But the part of this verse that has always stood out to me concentrates on the part that goes: "and day and night they do not cease to say..." They do not cease. As in, never ever forever. That means right now, while you're reading this on the computer, when you're on the bus going to that place you don't like, at 3am when you're asleep ((...well, when you probably should be asleep...)). When you're buying that cheeseburger for that homeless guy or when you're looking at stuff on the internet that you know you shouldn't. Before the throne of G-D, four weird and amazing creatures who can only be describe in similes that compare them with animals, with eyes that see everything around them and inside them are BOOMING; "HOLY, HOLY, HOLY IS THE LORD GOD, THE ALMIGHTY, WHO WAS AND WHO IS AND WHO IS TO COME."

Reading or hearing this can only make me think about the eternity that we're currently living in. And how G-d can see all of it spanning out, though it has no end, and no beginning for Him who created us. Actually, in all honesty, even that's too much for me to think about in detail. On a smaller scale I like to think about how there are always people praying, every minute across planet Earth. Because I know there are houses designed for 24/7 prayer in certain places (( for more info)) I can be assured of this. Besides that, it is always daytime at some place on the planet, meaning the chances are higher for someone, somewhere to be praying, even while I'm sleeping. That thought alone is incredibly encouraging!! But then, when we read this verse in Revelation, and others like it that allude to the same thought, not only is there always someone communing with G-d somewhere on Earth, but there are creatures in Heaven who are also going at it with all their strange beings. There's the connection, "on Earth as it is in Heaven."
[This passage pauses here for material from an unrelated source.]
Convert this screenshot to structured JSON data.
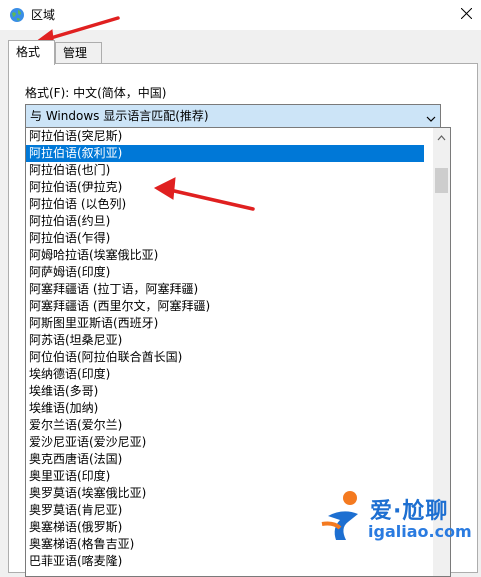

This piece of scripture speaks to me about worship because I believe that G-d is worthy of worship at all times, by everything. The most awesome worship is when everyone and everything is united and focused.